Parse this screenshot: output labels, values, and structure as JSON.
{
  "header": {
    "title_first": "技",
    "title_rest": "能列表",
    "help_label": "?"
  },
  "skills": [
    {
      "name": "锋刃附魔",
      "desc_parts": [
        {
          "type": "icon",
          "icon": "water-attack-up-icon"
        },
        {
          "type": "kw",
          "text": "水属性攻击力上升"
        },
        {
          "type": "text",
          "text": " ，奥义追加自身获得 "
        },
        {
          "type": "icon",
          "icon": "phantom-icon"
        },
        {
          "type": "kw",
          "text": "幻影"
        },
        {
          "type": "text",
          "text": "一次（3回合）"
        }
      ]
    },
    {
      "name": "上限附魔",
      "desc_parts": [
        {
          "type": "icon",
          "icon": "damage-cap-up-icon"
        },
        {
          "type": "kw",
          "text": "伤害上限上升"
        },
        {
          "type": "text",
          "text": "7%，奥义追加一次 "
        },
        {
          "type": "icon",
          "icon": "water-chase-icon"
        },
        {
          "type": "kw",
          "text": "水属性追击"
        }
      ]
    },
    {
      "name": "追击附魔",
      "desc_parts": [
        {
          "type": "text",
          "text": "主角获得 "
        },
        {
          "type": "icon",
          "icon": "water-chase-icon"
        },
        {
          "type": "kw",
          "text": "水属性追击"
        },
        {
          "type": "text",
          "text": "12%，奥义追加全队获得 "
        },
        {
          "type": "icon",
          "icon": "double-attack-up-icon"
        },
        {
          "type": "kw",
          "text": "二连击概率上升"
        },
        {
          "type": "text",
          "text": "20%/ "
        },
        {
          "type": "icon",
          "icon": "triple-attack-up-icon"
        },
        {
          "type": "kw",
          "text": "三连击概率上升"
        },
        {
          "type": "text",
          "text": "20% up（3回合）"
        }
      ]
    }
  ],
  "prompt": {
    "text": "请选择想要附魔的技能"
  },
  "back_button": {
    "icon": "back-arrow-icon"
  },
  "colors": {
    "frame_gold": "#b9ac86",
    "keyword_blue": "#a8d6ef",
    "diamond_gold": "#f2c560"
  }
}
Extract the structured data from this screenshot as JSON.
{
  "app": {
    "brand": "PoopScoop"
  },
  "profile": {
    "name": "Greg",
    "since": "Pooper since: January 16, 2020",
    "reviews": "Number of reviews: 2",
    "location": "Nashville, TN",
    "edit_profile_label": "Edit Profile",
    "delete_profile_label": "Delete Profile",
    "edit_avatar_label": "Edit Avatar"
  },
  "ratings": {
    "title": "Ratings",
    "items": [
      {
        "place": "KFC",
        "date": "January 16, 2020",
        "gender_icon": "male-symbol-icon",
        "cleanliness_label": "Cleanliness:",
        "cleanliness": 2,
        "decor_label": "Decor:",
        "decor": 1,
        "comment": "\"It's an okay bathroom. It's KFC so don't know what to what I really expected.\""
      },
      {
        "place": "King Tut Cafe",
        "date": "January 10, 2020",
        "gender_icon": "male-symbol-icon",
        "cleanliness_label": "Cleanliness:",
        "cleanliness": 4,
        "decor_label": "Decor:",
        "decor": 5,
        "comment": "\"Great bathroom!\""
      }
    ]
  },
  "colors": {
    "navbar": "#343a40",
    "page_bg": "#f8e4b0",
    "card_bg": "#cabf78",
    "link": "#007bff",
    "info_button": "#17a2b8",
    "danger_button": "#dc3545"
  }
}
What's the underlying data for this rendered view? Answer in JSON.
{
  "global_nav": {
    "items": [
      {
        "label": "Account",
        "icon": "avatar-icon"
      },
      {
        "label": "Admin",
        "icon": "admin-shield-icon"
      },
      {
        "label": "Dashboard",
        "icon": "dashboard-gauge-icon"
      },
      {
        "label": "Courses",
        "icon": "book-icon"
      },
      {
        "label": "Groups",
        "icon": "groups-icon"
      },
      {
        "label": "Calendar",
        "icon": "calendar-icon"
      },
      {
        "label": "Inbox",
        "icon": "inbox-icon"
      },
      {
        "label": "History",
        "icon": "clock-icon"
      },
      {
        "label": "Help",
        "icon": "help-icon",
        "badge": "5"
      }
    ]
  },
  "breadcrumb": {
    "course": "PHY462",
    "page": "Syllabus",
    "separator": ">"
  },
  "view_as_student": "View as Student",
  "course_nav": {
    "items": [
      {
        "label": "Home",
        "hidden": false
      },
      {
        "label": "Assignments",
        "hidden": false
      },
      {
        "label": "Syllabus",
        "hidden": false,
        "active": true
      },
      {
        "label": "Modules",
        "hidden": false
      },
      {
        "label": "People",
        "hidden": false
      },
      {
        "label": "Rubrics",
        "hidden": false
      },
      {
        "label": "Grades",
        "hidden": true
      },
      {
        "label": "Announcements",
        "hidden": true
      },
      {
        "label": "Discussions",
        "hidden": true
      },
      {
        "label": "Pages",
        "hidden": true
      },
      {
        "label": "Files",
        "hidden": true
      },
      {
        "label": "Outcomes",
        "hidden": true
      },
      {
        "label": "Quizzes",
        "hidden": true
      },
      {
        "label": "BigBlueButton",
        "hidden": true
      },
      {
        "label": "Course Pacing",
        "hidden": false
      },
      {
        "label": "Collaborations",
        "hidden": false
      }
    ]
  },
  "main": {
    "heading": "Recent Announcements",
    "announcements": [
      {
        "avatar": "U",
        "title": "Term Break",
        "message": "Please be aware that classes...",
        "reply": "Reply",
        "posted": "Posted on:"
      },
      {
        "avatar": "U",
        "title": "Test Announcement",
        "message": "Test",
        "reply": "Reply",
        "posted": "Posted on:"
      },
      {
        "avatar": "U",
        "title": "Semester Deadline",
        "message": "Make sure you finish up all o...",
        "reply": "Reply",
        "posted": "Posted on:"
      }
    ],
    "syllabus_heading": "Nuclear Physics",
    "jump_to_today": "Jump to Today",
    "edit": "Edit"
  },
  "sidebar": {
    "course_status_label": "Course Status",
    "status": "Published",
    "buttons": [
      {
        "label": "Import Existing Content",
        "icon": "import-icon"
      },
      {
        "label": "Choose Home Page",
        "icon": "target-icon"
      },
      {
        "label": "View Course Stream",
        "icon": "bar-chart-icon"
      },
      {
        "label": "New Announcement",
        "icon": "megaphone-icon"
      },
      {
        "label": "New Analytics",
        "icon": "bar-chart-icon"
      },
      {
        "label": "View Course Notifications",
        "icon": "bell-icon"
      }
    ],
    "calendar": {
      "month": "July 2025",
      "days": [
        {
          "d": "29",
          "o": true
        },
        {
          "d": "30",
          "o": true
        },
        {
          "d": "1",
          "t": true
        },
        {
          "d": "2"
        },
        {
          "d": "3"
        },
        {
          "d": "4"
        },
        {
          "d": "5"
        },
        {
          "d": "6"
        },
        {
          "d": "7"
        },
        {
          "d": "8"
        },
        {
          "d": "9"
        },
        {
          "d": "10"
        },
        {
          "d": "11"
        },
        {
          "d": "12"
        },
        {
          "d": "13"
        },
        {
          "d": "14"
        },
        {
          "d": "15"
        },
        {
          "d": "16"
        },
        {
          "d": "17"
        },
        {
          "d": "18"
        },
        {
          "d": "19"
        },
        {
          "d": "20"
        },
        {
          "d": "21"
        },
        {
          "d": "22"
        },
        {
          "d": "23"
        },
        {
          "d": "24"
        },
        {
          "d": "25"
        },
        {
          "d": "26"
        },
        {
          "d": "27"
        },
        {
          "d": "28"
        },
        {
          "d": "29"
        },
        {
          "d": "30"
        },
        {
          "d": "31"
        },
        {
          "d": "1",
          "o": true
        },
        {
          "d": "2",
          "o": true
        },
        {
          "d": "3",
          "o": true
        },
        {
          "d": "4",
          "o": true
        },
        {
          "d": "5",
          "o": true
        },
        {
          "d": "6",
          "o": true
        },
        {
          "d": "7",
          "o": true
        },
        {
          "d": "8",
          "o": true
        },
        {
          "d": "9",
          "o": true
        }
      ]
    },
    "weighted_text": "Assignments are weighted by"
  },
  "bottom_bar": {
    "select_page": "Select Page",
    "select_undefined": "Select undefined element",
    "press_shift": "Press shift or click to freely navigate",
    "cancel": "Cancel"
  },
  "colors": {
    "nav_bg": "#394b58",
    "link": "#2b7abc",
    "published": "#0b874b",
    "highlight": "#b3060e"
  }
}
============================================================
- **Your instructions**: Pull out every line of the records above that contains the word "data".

- **Response area**:
Extract the structured data from this screenshot as JSON.
What's the underlying data for this rendered view? Answer in JSON.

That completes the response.